There is something exciting, perhaps even dangerous going on in “Tramps Take Linden.” You get the sense of it as the song begins. And Al Gold’s voice is so low, it sneaks up on you, rising up from the darkness, sounding like it might be the bass at first, a very cool effect. “The people of Linden got no sleep last night.” Then “Mr. Banker” comes at you like a train, rumbling along the tracks, and you just want to jump on at the next stop. But, baby, this train makes no stops, you just have to hop on, take your chances. Don’t worry, everyone makes it. This is a song of financial woes, but it sounds so good. When he sings “Now you want to take my home, make me leave this town,” you get the sense that there are probably better places on the horizon for him. This song was written in reaction to the banking crisis from a decade ago (Al Gold was kind enough to include some brief thoughts on each of the songs in the liner notes). Then “Ramblin’ Pony Blues” has a delicious heavy blues rock sound, like early Fleetwood Mac (which to my ears is still their best stuff). “That’s it, as far as I’m concerned,” he says with some satisfaction as the track comes to a close. “That’s it.” Indeed, it is.

I dig that harmonica at the beginning of “Boogie In The Dark,” which starts off as a cool little jam, loose and raw. I also love the backing vocals echoing the title line, just wonderful. That is Cassidy Rain (of The Outcrops), and after a bit, she then begins to be a more prominent force in this song, as it becomes more of a duet. That’s followed by “Got A Mind,” and from the moment this track begins, I am feeling that the world is a great place. That stuff by Eric Heilner on piano is wonderful. The song kicks in to become a rockin’ celebration, with some excellent work on saxophone, helping to give this a classic sound. This one ought to get you dancing. Toss your troubles aside, kick off your shoes, and twirl your partner round the room. “I’ve got a mind to travel/Got a mind to travel on.” Then some bluesy guitar work starts “Won’t Sleep Tonight,” like some lonely prayer from deep in the night. And when the song kicks in, Al sings, “You don’t know how I feel/Words came out all wrong.” Oh yes, this is blues through and through, and features some good work on organ as well as guitar. We then get the second of the two “Paradise” tracks, this one “Paradise (Uptown),” a sort of joyous swinging blues number that features Dave Stryker on guitar. This one also has some nice stuff on organ. The album concludes with another dance number, an instrumental track titled “Maplehood Limbo,” which features some wonderful work on percussion, including a short solo.

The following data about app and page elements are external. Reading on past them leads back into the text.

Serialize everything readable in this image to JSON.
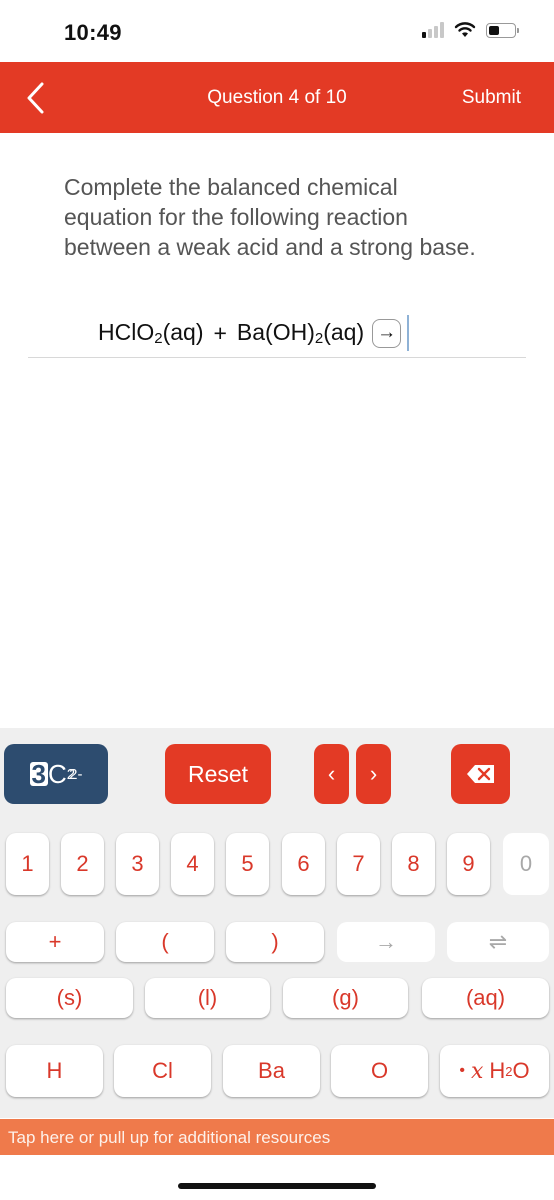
{
  "status_bar": {
    "time": "10:49",
    "signal_bars_on": 1,
    "signal_bars_total": 4,
    "battery_level": 0.35
  },
  "nav": {
    "back_icon": "chevron-left-icon",
    "title": "Question 4 of 10",
    "submit_label": "Submit"
  },
  "question": {
    "prompt": "Complete the balanced chemical equation for the following reaction between a weak acid and a strong base.",
    "equation": {
      "reactant1_main": "HClO",
      "reactant1_sub": "2",
      "reactant1_state": "(aq)",
      "plus": "+",
      "reactant2_main": "Ba(OH)",
      "reactant2_sub": "2",
      "reactant2_state": "(aq)",
      "arrow": "→"
    }
  },
  "toolbar": {
    "formula_coef": "3",
    "formula_elem": "C",
    "formula_sub": "2",
    "formula_sup": "2-",
    "reset_label": "Reset",
    "prev_label": "‹",
    "next_label": "›",
    "delete_icon": "backspace-icon"
  },
  "keypad": {
    "digits": [
      "1",
      "2",
      "3",
      "4",
      "5",
      "6",
      "7",
      "8",
      "9",
      "0"
    ],
    "operators": [
      "+",
      "(",
      ")",
      "→",
      "⇌"
    ],
    "states": [
      "(s)",
      "(l)",
      "(g)",
      "(aq)"
    ],
    "elements": [
      "H",
      "Cl",
      "Ba",
      "O"
    ],
    "hydrate": {
      "dot": "•",
      "x": "x",
      "main": "H",
      "sub": "2",
      "tail": "O"
    }
  },
  "resources_bar": {
    "label": "Tap here or pull up for additional resources"
  },
  "colors": {
    "brand_red": "#e33a25",
    "formula_blue": "#2d4c6f",
    "resources_orange": "#ef7a4b",
    "key_text": "#d9382a",
    "disabled_text": "#a8a8a8"
  }
}
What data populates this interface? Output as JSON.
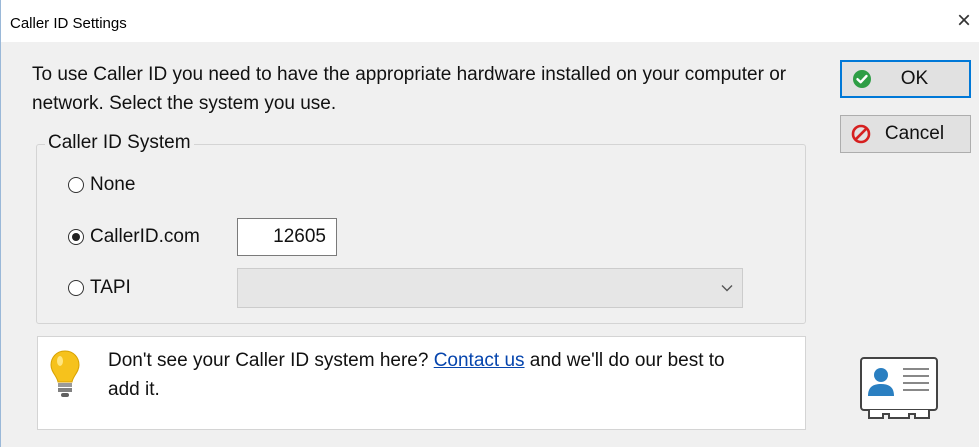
{
  "window": {
    "title": "Caller ID Settings",
    "close_glyph": "×"
  },
  "intro_text": "To use Caller ID you need to have the appropriate hardware installed on your computer or network.  Select the system you use.",
  "buttons": {
    "ok": {
      "label": "OK",
      "icon": "green-check-circle-icon"
    },
    "cancel": {
      "label": "Cancel",
      "icon": "red-no-entry-icon"
    }
  },
  "caller_id_system": {
    "legend": "Caller ID System",
    "options": [
      {
        "label": "None",
        "selected": false
      },
      {
        "label": "CallerID.com",
        "selected": true
      },
      {
        "label": "TAPI",
        "selected": false
      }
    ],
    "callerid_code": "12605",
    "tapi_selected": ""
  },
  "info": {
    "icon": "lightbulb-icon",
    "text_before": "Don't see your Caller ID system here? ",
    "link": "Contact us",
    "text_after": " and we'll do our best to add it."
  },
  "decoration": {
    "icon": "contact-card-icon"
  },
  "colors": {
    "ok_border": "#0078d7",
    "ok_icon": "#2e9e45",
    "cancel_icon": "#d62020",
    "link": "#0645ad",
    "bulb": "#f6c21c"
  }
}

CD Track List
  1. That’s My Baby
  2. Paradise (Downhome)
  3. Tramps Take Linden
  4. Mr. Banker
  5. Ramblin’ Pony Blues
  6. Boogie In The Dark
  7. Got A Mind
  8. Won’t Sleep Tonight
  9. Paradise (Uptown)
  10. Maplehood Limbo
Al Gold’s Paradise is scheduled to be released on March 6, 2020.